Coordinates: 43°45.60′N 15°21.20′E
Maximum Vessel Lenght
40m (daily berth)
- (annual berth)
Number of berths:
0 dry berths
The island of Piškera is an uninhabited island in the Croatian part of the Adriatic Sea. Its surface covers only 2.66 square kilometres, and its highest point is 127 metres above sea level. ACI’s marina is the only outpost of civilization disrupting the pristine nature of the island, surrounded by a mosaic of islands and islets, rocks and lighthouses. ACI Marina Piškera is particularly popular among boaters not only for its breathtaking environment, but also because it is at the half-way point of the route through Kornati National Park.
ACI Marina Piškera is located between the islands of Piškera and Panitula Vela, off the northern coast of Panitula Vela, where the ACI flag flies on the island’s highest prominence. The marina is well-protected from the northerly bura wind, but a little less so from the southerly winds. It is open from April 1 through October 31.
Once a year, on the last Sunday in July, the people of Sali and other nearby villages flock to this uninhabited island in their boats to attend mass at the Church of the Nativity of Mary. The “Klif” restaurant is part of the marina complex.
Entrance fee for National park Kornati included in daily berth fee
Did you know…?
…that George Bernard Shaw wrote: “On the last day of Creation, God desired to crown His work, and thus created the Kornati islands out of tears, stars and breath.” According to the legend Shaw referred to, the Kornati were made from a handful of white stones which God had left over after creating the world, so He scattered them around and decided that nothing more needed to be changed here.
…that it was probably on these shores that Croats, a people hailing from the interior of the Eurasian continent, learned fishing. The first written record of fishing in Croatia dates back to the end of the 10th century, when the new arrivals mixed with the population of Byzantine Dalmatia, transferred to the control of Croatian rulers.
– 118 berths for boats up to 40 m in length
– sea depth at the piers is 2.5–3.5 m; boats whose draft exceeds 2.5 m berth at the top of pontoons A, B, C or D, and boats exceeding 25 m in length berth at the reception pier. Water is supplied 8–10 a.m., and electricity 8–12 a.m. and 6–12 p.m.
Seasonal marina open from 01.04. to 31.10.
reception with an exchange office (seasonal) and with a shopping point with rich selection of accessories from the ACI collection

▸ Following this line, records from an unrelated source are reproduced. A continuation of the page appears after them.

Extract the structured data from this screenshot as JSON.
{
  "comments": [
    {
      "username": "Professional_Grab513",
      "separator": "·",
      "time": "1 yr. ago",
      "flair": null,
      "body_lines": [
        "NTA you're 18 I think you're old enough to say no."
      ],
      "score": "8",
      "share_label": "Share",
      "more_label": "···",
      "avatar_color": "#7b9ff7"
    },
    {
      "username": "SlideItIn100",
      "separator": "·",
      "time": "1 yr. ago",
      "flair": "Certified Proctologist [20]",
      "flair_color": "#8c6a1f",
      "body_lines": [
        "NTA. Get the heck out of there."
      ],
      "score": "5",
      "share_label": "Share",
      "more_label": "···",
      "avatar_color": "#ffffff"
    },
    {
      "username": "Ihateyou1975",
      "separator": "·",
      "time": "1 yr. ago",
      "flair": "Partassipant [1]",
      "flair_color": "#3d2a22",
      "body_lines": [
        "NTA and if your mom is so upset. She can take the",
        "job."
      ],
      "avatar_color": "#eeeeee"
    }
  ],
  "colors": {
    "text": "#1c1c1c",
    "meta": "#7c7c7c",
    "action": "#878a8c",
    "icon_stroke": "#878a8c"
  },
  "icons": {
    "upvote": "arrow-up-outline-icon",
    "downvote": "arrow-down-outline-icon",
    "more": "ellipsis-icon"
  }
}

toilet and shower facilities
fuel station in the port of Zaglav on Dugi Island (12 nmi)
The island of Piškera or Jadra is part of Kornati National Park. The National Park is usually entered from the north through the Proversa Mala and Proversa Vela straits, or from the south by sailing between Cape Opat and the island of Smokvica. When approaching from Proversa the course to ACI Marina Piškera leads through a series of channels between numerous islands and islets. The most interesting feature of the Kornati Islands are the famous sea cliffs stretching along the western sides of several islands, the most beautiful being those on Mana and Rašip islands. A bit further to the south is the island of Piškera. Just off the western coast of Piškera is the island of Panitula Vela which houses ACI Marina Piškera. In front of the entrance to the marina lie the island of Panitula Mala and Škanji Reefs. The approach from the north or west between Škanji Reefs and the southern cape of Panitula Vela Island is safe, with the sea depth of 7 m. The approach to the marina from the northwest between the islands of Panitula Vela and Piškera is shallow and dangerous due to numerous reefs. The southern cape of Panitula Vela Island (43°45.4’ N 15°21.2’ E) can be used as a landmark. When approaching ACI Marina Piškera from Cape Opat the route is somewhat easier. The southern cape of the islet of Veseljuh (43° 45.8’ N 15°22.4’ E) can be used as a landmark, and behind it is the channel between the islands of Lavsa and Piškera. The marina is sighted immediately after passing through the channel.
Note: It is recommended to use the official navigational charts published by HHI Split: 100-20, 100-21, MK-14, and Plan 512.